JpGU-AGU Joint Meeting 2020

Presentation information

[E] Poster

P (Space and Planetary Sciences ) » P-EM Solar-Terrestrial Sciences, Space Electromagnetism & Space Environment

[P-EM12] Coupling Processes in the Atmosphere-Ionosphere System

convener:Huixin Liu(Earth and Planetary Science Division, Kyushu University SERC, Kyushu University), Yuichi Otsuka(Institute for Space-Earth Environmental Research, Nagoya University), Yue Deng(University of Texas at Arlington), Loren Chang(Institute of Space Science, National Central University)

[PEM12-P11] Atmospheric wave propagation observed by GNSS-TEC: Fireball explosion and atmospheric mode

*Ai Matsushita1, Kosuke Heki1 (1.Hokkaido University Graduate School of Science)

Keywords:TEC, GPS, QZSS

The electron distribution in the ionosphere is often disturbed by various phenomena in the atmosphere. They are observed as changes in TEC (Total Electron Content) along line-of-sight connecting GNSS (Global Navigation Satellite System) satellites and receivers. For example, large meteorites entering the Earth’s atmosphere often explode and are recognized as fireballs. Sound waves and internal gravity waves excited by them propagate through the atmosphere, reach the ionospheric F region, and change TEC. A fireball appeared near Chelyabinsk, Russia, on February 15, 2013, one of the largest fireball events in the observation history, made significant disturbance signals in TEC observed with multiple GPS satellites and ground receivers. In our study, we first confirm the TEC signals in the 2013 Chelyabinsk event, and then look for the TEC disturbance signals following the emergence of a large-scale fireball over the Bering Sea in December 2018 using data from nearby GNSS stations. We found temporary positive TEC changes and continuous TEC fluctuations shortly after the fireball event. Although the numbers of satellites and stations were not sufficient, these signals are considered to have originated from this fireball event.

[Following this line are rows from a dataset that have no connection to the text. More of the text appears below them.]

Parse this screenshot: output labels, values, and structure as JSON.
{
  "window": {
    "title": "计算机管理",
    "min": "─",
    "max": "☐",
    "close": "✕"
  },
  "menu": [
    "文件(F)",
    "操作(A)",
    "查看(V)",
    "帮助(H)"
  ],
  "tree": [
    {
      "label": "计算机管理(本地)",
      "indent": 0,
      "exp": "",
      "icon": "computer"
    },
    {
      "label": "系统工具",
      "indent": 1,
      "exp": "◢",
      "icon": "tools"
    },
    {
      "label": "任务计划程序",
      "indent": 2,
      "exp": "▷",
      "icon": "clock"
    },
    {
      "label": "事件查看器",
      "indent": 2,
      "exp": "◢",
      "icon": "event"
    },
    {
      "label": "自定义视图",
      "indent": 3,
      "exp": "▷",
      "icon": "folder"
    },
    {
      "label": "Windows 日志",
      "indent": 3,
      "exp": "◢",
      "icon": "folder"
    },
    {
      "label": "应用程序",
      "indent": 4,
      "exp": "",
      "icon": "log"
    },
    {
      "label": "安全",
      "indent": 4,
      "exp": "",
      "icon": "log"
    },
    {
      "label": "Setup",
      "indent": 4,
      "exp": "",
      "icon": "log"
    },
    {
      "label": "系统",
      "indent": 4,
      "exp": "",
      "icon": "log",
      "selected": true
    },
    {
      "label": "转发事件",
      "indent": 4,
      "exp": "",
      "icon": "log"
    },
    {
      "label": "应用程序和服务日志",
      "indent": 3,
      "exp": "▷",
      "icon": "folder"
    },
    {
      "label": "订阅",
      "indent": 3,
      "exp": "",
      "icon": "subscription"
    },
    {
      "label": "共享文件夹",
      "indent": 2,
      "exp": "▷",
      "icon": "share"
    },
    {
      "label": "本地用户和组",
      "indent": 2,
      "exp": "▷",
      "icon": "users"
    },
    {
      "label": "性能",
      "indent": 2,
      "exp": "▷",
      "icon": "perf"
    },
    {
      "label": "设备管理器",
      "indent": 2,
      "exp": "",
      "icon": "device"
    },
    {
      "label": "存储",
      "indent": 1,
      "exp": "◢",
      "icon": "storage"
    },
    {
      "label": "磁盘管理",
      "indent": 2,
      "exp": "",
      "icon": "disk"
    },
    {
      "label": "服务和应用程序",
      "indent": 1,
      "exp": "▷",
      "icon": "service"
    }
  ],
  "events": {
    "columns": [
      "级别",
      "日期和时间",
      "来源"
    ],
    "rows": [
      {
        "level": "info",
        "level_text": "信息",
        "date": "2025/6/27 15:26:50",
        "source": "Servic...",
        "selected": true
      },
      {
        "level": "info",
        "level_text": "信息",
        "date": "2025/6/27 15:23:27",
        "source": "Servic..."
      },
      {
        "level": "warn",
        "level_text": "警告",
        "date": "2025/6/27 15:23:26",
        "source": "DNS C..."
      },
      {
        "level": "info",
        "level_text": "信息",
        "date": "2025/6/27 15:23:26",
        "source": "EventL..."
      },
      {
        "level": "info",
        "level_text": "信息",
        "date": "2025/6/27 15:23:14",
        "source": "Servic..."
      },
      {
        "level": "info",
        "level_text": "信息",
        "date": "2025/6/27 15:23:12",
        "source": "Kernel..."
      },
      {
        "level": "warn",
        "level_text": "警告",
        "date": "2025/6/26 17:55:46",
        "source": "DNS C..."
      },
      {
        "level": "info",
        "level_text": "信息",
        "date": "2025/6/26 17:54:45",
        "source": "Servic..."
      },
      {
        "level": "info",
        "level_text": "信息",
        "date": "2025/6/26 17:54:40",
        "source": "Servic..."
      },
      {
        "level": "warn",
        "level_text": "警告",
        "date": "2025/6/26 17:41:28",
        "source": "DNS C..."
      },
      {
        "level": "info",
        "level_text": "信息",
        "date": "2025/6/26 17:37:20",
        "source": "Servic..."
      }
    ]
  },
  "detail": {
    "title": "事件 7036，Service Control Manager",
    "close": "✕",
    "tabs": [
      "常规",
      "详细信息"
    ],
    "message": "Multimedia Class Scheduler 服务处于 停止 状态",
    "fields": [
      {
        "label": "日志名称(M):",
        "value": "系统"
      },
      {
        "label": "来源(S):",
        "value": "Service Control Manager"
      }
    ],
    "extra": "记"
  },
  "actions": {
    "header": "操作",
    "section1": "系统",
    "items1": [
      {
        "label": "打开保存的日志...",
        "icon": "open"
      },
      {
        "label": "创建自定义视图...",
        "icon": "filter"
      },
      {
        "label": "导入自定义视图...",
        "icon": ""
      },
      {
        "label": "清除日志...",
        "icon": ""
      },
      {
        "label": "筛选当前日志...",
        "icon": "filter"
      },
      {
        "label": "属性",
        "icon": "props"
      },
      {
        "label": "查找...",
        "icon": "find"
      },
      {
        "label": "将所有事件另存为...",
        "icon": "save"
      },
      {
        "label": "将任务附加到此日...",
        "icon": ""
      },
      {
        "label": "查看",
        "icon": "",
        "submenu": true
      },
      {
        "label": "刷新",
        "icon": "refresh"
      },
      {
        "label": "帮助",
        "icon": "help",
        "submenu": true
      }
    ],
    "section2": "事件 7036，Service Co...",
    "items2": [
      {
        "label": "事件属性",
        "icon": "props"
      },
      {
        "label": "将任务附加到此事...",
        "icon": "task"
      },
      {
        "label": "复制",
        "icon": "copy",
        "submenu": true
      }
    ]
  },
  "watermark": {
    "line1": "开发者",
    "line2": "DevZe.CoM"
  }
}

Next we obtained continuous TEC records in 2019 using the QZSS (Quasi-Zenith Satellite System) geostationary satellite (PRN07), which enables long-term stable TEC observations in and around Japan. We performed preliminary investigations to detect various kinds of TEC disturbances. First, we conducted spectral analysis of the QZSS-TEC time series with various time windows. As a result, we identified peaks such as the diurnal changes and its harmonics, and the rotation period of the sun. Ground observations of gravimeters and broadband seismometers revealed incessant excitation of the Earth's free oscillations. It was also found that the two components having periods close to the atmospheric modes with periods of 3- 4 minutes have significantly larger amplitudes than other components. This suggests the coupling between the solid earth and the atmosphere. It is possible that there are same frequency components in TEC variations, but it has not yet been confirmed. In this study, we examine if we can detect weak atmospheric modes by using continuous QZSS-TEC data.